Summer fire school is in session

The Puget Sound Regional Fire Authority is hosting their third Summer Fire School for high school students.

The annual Summer Fire School hosted by the Puget Sound Regional Fire Authority (RFA), is in full swing as kids from around Kent, Enumclaw and the Tahoma School districts start their summer off by learning the basics of being a firefighter.

The school started on June 28 and will last until July 7, according to Kyle Ohashi, captain and public information officer for the RFA.

Ohashi said it is important for young kids to know what their options are as they begin to look at their futures.

According to a press release from the RFA, students will learn all about leadership, teamwork, equipment firefighters use, environments firefighters operate in, CPR, other careers available in the fire department and King County Medic One.

The school is all about introducing teens to the fire service and showing them what it takes to be successful in the working world, no matter what they do, Ohashi said.

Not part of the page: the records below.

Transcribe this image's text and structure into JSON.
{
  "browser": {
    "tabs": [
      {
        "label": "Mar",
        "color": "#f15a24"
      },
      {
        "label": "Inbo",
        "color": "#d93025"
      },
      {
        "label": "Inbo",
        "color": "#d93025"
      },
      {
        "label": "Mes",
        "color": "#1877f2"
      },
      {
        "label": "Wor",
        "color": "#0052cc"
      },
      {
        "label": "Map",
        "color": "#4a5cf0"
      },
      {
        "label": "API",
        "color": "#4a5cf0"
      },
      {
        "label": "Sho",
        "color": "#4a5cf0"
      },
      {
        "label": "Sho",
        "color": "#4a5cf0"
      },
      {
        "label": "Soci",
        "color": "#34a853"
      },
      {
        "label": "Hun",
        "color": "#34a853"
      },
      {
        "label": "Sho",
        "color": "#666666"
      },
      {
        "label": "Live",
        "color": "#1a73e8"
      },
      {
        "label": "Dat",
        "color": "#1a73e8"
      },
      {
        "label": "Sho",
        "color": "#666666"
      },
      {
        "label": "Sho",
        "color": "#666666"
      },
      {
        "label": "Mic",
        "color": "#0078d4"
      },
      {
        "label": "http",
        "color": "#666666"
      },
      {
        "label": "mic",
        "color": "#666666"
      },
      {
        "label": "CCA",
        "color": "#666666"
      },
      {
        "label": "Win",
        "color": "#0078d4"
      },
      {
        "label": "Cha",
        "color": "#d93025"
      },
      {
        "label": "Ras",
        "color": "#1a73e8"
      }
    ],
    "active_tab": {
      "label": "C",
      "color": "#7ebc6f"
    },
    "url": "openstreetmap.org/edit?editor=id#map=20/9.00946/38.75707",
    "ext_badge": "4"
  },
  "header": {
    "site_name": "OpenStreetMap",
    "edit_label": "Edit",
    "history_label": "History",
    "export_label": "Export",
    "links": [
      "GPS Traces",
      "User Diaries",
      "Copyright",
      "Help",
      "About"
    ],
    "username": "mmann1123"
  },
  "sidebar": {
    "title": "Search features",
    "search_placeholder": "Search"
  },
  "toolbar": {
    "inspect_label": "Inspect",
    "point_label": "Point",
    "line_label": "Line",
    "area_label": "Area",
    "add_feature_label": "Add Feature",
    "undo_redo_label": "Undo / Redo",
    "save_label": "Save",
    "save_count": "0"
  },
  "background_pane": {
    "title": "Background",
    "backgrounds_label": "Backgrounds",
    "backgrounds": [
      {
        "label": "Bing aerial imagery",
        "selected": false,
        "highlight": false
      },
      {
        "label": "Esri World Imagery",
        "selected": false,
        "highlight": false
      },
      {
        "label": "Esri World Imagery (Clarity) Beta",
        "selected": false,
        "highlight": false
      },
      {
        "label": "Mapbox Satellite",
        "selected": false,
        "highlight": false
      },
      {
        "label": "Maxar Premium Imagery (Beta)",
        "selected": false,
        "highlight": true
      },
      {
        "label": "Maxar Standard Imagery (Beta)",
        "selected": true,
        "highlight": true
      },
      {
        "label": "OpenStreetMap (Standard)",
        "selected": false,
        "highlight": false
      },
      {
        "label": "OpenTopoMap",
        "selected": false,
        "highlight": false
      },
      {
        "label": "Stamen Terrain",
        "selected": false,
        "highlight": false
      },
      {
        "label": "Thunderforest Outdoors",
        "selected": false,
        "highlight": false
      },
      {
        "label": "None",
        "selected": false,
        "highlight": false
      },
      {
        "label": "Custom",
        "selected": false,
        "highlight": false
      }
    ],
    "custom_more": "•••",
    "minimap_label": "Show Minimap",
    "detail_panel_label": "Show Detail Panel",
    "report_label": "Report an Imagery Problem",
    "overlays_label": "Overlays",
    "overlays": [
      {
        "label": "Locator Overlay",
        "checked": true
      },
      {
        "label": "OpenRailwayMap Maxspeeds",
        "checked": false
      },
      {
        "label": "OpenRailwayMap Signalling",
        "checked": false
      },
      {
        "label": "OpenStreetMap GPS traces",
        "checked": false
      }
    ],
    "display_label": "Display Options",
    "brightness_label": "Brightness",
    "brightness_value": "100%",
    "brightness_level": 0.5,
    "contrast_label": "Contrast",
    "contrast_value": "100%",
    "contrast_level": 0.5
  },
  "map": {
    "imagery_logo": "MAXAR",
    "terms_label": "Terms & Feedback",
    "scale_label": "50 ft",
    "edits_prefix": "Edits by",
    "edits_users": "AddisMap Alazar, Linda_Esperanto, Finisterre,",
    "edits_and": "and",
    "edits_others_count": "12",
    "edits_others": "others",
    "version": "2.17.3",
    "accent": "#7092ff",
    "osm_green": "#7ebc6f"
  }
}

“In a lot of cases, people don’t consider the fire service as a career choice, they see it as something that is foreign to them, alien to them, it’s not something that most people come into contact with,” he said. “One way to encourage people in general to get involved is to have something like a fire school that introduces high school kids to the fire service. Show them what we do, answer their questions and probably one of the most important things is show them what it takes in terms of what they needs to accomplish in order to secure a job. Whether it’s in the fire service or anywhere else.”

This is the third year the RFA has held the Summer Fire School and Ohashi said another aspect of importance is to encourage women and minorities to join the fire service.

According to Ohashi, the greater Kent area is very diverse, but only about 17-19 percent of the fire service are women and/or minorities.

“Clearly it’s not reflective of the communities that we serve. We are doing what we can to better reflect that and we provide a better service when we do better reflect our community, because we have so many different cultures and things that we need to be made aware of,” he said.

An example of why it is important to have a diverse fire service is because it is important for firefighters to understand different cultures. By understanding the different aspects of each culture, the fire service is less likely to offend the community they are serving, according to Ohashi.

“The best way to do that is to have people that understand the different cultures within our community and reflect those cultures in our community. This is an introduction to help us meet those needs and right now it’s the perfect time because we are doing a lot of hiring,” he continued.

On top of spreading the word about the fire service as a career choice, another aspect of the Fire School is to allow kids to understand how the real world works.

Ohashi said sometimes when people apply for jobs at the RFA, they don’t get hired because when they do the background checks and the driving record checks, the RFA may find reckless driving encounters and that could impair their ability to get a job.

“Racing your friends or driving 200 mph on a motorcycle with your helmet cam was really a lot of fun, but then when you post that onto your Facebook page, your friends may be entertained, but part of the job of a firefighter is to drive a 40,000 pound fire engine. You are showing us that you have made some bad decisions when it comes to driving and that’s going to affect your ability to get a job and it’s not just us. You want to be a mailman, you want to drive a truck for UPS, those jobs require you to be able to show you are responsible and that you have a good driving record,” he said.

Gage Marpoe, a 17-year-old from Tahoma High School, said this has been a great learning experience for him, as well as a great way for him to come out of his comfort zone, especially when it comes to heights.

“I wanted to look at opportunity for my future and better myself as a person,” Marpoe said. “Overcoming fears, like heights. I have a big fear of heights so going up the ladder is pretty tough, but I got over it.”

Although the goal is to get these kids ready for a career, Ohashi said that the RFA is not in the habit of hiring 18 year olds. He said this is because the job requires a lot of maturity and a lot of job experience. They are finding that the average 18-20 year old lack the skill sets that are necessary to be successful at the job, he added.

“We would much rather a person go to college, go to a tech school, do other jobs and become a better rounded person in terms of job experience and then come to us as a more complete package,” he said.

Jazmyn Kelly, a senior at Kentwood High School, said she could see herself doing this as a future career.

“I really want to be a firefighter-paramedic when I get older so I figured this was a good step in that direction,” she said.

In terms of success, Ohashi said the program has led kids to join the Fire Explorer Program. He said this program helps them understand if working in the fire service is right for them.

“These kids that come through the explorer program are being trained and educated in what the fire service entails so that they can make a good decision on whether it’s the right job for them and it gives us a chance to evaluate them as individuals and watch them mature and see how well they take to the training and the leadership that we provide,” Ohashi said.

Photos by Kayse Angel

Photos by Kayse Angel

Photos by Kayse Angel

Photos by Kayse Angel